====== LISTED ENTRIES
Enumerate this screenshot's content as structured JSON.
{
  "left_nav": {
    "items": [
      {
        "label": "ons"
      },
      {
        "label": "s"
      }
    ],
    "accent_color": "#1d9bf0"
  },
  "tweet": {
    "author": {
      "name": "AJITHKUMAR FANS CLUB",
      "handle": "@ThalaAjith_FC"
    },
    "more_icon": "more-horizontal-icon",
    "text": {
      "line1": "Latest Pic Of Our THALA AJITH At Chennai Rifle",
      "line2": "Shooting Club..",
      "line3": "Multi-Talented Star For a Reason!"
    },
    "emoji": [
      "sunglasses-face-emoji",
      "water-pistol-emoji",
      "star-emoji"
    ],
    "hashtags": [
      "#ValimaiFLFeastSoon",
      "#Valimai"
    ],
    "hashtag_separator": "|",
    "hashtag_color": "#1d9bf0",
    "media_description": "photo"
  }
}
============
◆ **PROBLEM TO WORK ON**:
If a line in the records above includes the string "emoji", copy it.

◆ **SOLUTION FOR THIS TASK**:
    "emoji": [
      "sunglasses-face-emoji",
      "water-pistol-emoji",
      "star-emoji"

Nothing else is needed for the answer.